My years of early childhood were spent in an obscure town in
Also once every year, a fair called “Anandamela” meaning The Fair of Happiness, would take place in the large open field near the police station. This fair would have many rides, but our parents typically forbid us from enjoying those. They thought that we might lose some of our intelligence when our head spun too fast. Instead they would take us to the stalls which exhibited the ‘wonders of life’: a cow with five legs; a crocodile; cockatoos; the girl who could play guitar, sew clothes, and eat with her feet; and the girl with just a head and spider legs. I have vivid memories of the spider girl: a young face, with lots of make-up, a paper crown on her head, and eight thick half-feet-long legs protruding from the base of her neck. She would never smile and would be without any expression; only her battling eyelids would indicate life. Only when I was old enough I could realize that the rest of her body was behind the wall and I would feel sad for her; how did it feel to be standing (probably sitting) in the same pose for so many hours, letting the world watch you.

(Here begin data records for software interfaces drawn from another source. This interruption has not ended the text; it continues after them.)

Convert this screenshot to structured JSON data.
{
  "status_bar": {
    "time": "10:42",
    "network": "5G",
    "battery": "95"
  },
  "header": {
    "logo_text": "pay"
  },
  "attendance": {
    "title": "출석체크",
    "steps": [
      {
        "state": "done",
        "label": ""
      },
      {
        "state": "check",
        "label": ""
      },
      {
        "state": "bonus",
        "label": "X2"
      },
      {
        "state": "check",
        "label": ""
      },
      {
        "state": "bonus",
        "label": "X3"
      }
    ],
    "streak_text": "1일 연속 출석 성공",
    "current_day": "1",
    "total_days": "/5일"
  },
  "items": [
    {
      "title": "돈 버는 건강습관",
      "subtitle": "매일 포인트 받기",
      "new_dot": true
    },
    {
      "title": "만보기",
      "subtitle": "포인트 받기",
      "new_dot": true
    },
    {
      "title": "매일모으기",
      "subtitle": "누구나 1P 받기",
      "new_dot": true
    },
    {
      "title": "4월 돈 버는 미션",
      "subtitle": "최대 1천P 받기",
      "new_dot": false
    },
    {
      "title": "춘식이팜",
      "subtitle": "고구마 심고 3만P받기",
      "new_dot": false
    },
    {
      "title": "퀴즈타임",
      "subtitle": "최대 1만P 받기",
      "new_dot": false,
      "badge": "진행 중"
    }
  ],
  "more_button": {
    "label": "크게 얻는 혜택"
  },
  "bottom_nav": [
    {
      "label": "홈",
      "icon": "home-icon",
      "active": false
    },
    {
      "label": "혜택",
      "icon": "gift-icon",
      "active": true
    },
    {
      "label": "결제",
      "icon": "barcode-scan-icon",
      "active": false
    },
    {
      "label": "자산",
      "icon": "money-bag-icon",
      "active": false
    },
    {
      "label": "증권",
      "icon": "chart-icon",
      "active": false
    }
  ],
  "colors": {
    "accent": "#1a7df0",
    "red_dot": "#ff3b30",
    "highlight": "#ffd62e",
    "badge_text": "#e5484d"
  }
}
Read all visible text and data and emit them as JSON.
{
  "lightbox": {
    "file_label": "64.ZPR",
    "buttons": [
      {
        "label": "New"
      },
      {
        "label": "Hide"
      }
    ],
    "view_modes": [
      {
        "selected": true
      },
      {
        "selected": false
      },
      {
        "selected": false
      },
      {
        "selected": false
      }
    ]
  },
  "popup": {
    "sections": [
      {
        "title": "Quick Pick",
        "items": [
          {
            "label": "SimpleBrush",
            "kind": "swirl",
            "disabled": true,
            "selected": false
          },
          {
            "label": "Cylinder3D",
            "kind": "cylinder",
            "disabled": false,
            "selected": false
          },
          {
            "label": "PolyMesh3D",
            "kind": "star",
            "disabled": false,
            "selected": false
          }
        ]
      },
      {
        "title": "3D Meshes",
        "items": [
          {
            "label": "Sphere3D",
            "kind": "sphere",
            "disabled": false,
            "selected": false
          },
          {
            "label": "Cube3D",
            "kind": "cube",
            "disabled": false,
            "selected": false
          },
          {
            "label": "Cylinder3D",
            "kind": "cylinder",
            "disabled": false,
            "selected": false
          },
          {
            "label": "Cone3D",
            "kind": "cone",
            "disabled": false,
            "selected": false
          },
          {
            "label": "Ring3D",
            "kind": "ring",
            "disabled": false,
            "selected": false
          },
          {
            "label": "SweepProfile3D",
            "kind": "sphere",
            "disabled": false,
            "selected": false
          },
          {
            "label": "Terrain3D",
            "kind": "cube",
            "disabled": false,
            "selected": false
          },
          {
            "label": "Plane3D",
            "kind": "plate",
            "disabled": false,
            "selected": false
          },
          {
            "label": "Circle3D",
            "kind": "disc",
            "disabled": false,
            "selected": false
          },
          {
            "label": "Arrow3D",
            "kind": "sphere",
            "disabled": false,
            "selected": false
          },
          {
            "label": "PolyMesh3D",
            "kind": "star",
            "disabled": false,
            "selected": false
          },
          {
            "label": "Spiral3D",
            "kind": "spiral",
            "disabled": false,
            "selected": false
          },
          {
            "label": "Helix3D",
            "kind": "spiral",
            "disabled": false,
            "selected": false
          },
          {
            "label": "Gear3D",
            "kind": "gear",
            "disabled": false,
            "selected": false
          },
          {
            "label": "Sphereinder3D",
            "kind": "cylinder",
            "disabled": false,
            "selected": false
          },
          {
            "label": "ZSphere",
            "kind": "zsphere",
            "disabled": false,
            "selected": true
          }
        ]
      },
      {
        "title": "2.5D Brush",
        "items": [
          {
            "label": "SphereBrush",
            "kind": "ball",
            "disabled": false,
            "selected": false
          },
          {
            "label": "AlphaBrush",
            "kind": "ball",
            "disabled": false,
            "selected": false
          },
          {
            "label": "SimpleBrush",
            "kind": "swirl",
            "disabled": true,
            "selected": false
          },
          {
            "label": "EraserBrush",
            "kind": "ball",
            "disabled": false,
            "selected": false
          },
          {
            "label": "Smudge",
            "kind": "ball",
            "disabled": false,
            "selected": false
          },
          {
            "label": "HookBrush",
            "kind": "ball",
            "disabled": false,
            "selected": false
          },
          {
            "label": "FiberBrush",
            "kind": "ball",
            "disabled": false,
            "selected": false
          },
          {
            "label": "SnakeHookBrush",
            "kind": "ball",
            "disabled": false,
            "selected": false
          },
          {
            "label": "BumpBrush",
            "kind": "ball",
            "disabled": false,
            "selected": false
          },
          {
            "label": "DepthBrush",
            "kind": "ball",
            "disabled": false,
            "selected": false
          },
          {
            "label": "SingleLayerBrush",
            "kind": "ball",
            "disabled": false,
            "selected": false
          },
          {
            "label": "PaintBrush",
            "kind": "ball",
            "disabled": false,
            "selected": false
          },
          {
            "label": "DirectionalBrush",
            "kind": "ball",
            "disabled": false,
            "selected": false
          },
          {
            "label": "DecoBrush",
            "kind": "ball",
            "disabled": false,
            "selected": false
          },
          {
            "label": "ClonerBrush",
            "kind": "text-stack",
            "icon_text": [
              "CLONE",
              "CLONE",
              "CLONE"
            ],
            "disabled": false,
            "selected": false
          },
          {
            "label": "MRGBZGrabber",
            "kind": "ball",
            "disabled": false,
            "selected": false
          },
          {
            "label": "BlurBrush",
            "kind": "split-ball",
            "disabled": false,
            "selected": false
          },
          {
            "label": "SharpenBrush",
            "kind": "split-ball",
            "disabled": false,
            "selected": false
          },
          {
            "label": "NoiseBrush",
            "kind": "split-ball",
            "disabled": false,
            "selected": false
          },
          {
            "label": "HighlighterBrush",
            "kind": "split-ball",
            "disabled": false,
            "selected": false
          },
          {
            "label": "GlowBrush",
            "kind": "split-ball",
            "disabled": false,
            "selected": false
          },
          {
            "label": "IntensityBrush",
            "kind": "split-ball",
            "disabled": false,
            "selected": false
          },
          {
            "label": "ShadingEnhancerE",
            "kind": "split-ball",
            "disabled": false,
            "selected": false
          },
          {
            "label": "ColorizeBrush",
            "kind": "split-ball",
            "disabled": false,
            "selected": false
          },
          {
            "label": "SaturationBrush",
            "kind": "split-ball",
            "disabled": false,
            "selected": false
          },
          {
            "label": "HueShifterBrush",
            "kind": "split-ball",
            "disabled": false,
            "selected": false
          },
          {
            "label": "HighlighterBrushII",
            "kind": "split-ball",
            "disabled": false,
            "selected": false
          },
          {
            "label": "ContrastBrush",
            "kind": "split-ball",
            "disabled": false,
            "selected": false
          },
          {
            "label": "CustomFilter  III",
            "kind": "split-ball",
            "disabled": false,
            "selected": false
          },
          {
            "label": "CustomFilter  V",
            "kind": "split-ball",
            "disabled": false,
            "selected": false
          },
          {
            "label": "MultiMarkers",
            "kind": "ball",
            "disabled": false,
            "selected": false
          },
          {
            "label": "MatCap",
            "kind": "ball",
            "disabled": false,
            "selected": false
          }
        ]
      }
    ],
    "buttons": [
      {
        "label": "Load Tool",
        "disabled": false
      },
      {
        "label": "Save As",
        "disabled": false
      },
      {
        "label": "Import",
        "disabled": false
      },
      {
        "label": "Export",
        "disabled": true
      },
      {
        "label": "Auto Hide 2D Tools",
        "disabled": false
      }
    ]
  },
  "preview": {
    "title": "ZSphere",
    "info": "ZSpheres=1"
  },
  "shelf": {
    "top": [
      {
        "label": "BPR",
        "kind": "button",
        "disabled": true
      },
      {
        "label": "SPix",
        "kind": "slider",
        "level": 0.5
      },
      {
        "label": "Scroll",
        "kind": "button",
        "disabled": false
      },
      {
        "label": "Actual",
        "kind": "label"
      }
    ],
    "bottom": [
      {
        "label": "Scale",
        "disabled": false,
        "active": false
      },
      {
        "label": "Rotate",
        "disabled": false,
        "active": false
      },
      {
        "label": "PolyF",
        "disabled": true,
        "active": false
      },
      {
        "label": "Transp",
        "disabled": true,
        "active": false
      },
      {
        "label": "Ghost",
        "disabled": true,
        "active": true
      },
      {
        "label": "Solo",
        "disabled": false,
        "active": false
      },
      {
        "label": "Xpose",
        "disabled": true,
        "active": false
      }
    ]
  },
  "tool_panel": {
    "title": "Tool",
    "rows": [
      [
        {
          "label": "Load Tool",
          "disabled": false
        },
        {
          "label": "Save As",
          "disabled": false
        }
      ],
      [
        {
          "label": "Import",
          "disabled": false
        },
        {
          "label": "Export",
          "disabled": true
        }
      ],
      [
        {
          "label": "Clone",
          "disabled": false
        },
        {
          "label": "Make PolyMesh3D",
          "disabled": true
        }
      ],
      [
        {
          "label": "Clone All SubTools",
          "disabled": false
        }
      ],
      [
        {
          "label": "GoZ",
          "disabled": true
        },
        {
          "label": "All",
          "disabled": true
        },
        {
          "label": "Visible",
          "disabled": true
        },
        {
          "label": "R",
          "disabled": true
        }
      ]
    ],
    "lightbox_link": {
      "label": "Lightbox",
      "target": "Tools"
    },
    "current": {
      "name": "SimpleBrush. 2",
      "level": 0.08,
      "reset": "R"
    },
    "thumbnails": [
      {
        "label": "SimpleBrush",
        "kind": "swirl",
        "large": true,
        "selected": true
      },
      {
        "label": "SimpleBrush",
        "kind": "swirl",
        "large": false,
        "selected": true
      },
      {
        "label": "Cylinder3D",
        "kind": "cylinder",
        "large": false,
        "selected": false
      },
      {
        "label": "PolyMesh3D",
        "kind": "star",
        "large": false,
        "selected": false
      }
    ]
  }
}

By the early 90s, many houses had television. And even though we got only public elevision, we found even shows for farmers riveting. And the all knowing stuntmen had no answer for the tele and they would have the same fate as Kafka’s Hunger Artist. Now, many years on, I wonder how such stuntmen and spider-girls make their living. Does the spider-girl finally get to smile?